The process, called ATM skimming, is certainly not a new concept (but then as Randy Abrams points out, very few scams are TRULY new, they’re usually repurposed from some other venue). Since long ago, bank tellers, wait staff and other public facing folks have tried little scams to pocket a penny here, dollar there. Hopefully, it’s not enough so the system (or boss) will notice, but net a tidy sum over time. The twist here is that technology allows scammers to do so largely automatic, undetected, and relatively anonymously once the equipment is in place.
Once they haul the data down to their laptop, it’s either acted on directly by attempting to remove cash after imprinting your information on to fake cards, or sold in bulk on the dark markets for a tidy sum to other scammers.
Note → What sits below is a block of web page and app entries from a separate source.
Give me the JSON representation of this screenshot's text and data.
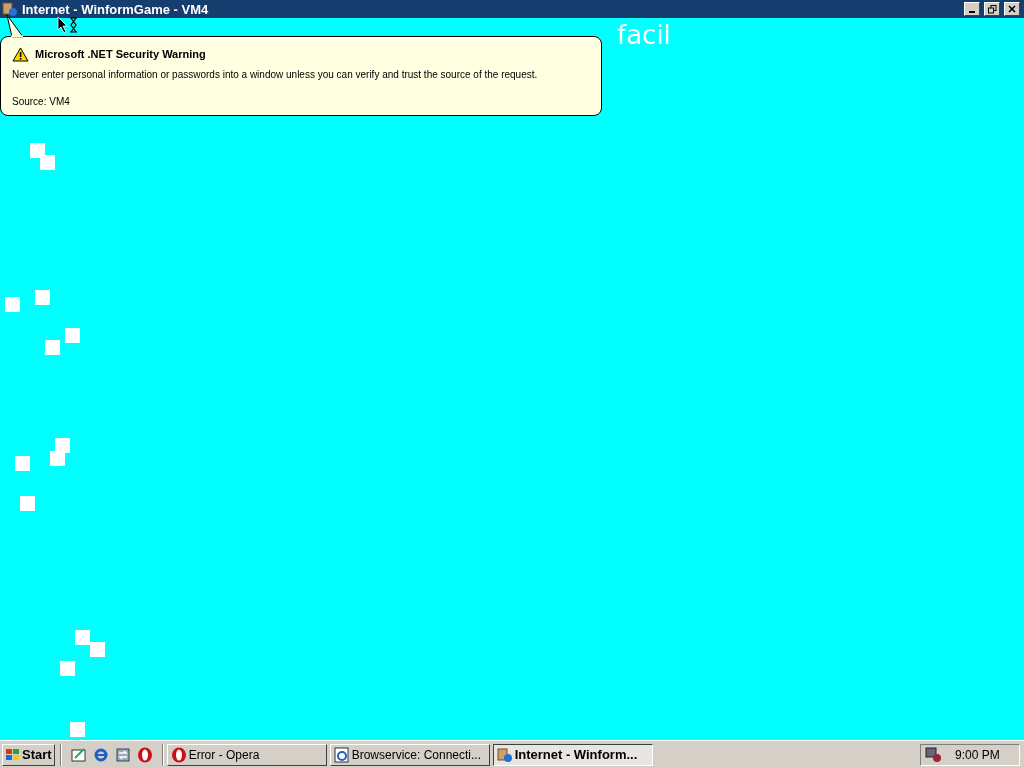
{
  "window": {
    "title": "Internet - WinformGame - VM4"
  },
  "game": {
    "caption": "facil"
  },
  "balloon": {
    "title": "Microsoft .NET Security Warning",
    "message": "Never enter personal information or passwords into a window unless you can verify and trust the source of the request.",
    "source": "Source: VM4"
  },
  "taskbar": {
    "start": "Start",
    "tasks": [
      {
        "label": "Error - Opera",
        "kind": "opera",
        "selected": false
      },
      {
        "label": "Browservice: Connecti...",
        "kind": "ie",
        "selected": false
      },
      {
        "label": "Internet - Winform...",
        "kind": "app",
        "selected": true
      }
    ],
    "clock": "9:00 PM"
  }
}
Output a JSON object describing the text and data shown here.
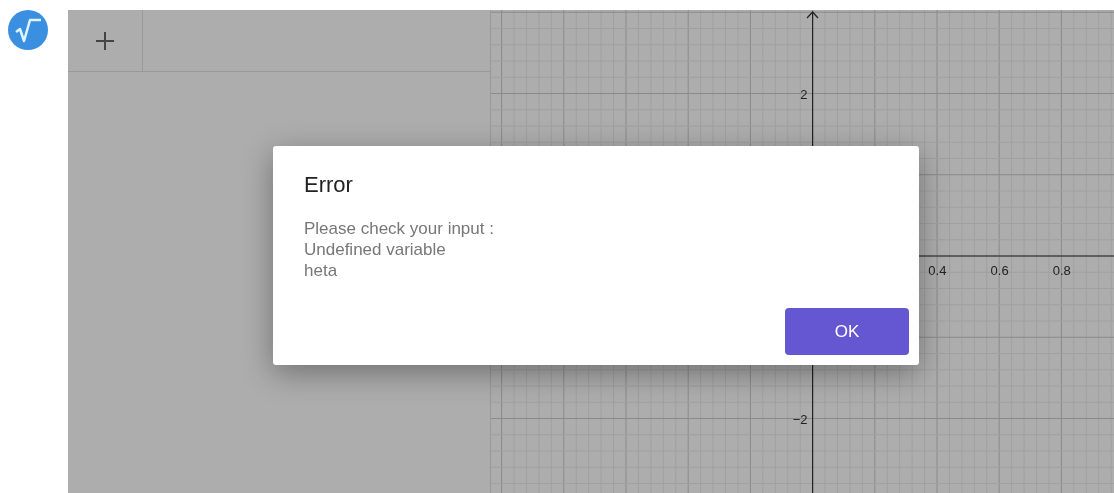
{
  "algebra_panel": {
    "add_button": {
      "kind": "add"
    }
  },
  "graphics": {
    "x_labels": [
      "0.4",
      "0.6",
      "0.8"
    ],
    "y_labels": [
      "2",
      "−2"
    ]
  },
  "dialog": {
    "title": "Error",
    "message": "Please check your input :\nUndefined variable\nheta",
    "buttons": [
      "OK"
    ]
  }
}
ATM’s vary in style, depending on model and manufacturer. This plays into the scam, because if a fake keypad is mounted on top of the real keys to intercept key presses, people may not notice something looks “out of place” for that model of ATM. Also, the real card slot may be blocked with a professional looking plate, and a fake scanner mounted above it, looking real. The FBI has a nice image (below) which shows the subtle differences on a typical compromised ATM. Note the fake camera above the screen, the fake keypad overlay and the blocked card slot. Not bad, for fakes, and certainly easy to overlook if you’re in a hurry.
By the numbers, several cased have been prosecuted by the FBI including one example where a Bulgarian national was “sentenced yesterday to 21 months in prison for his role in a scheme that used sophisticated skimming devices on ATMs to steal over $1.8 million from at least 1,400 customer accounts at New York City area banks.”
They recommend users “Inspect the ATM, gas pump, or credit card reader before using it…be suspicious if you see anything loose, crooked, or damaged, or if you notice scratches or adhesive/tape residue.” Also, be on the lookout for hacked equipment in tourist traps, a popular target, and use an ATM at an inside location, they are more likely to be closely monitored for tampering. Also, they say “If your card isn’t returned after the transaction or after hitting ‘cancel,’ immediately contact the financial institution that issued the card.” So be aware this summer when you’re traveling, stolen financial information could be a most unwelcome surprise during your journeys.
Author Cameron Camp, ESET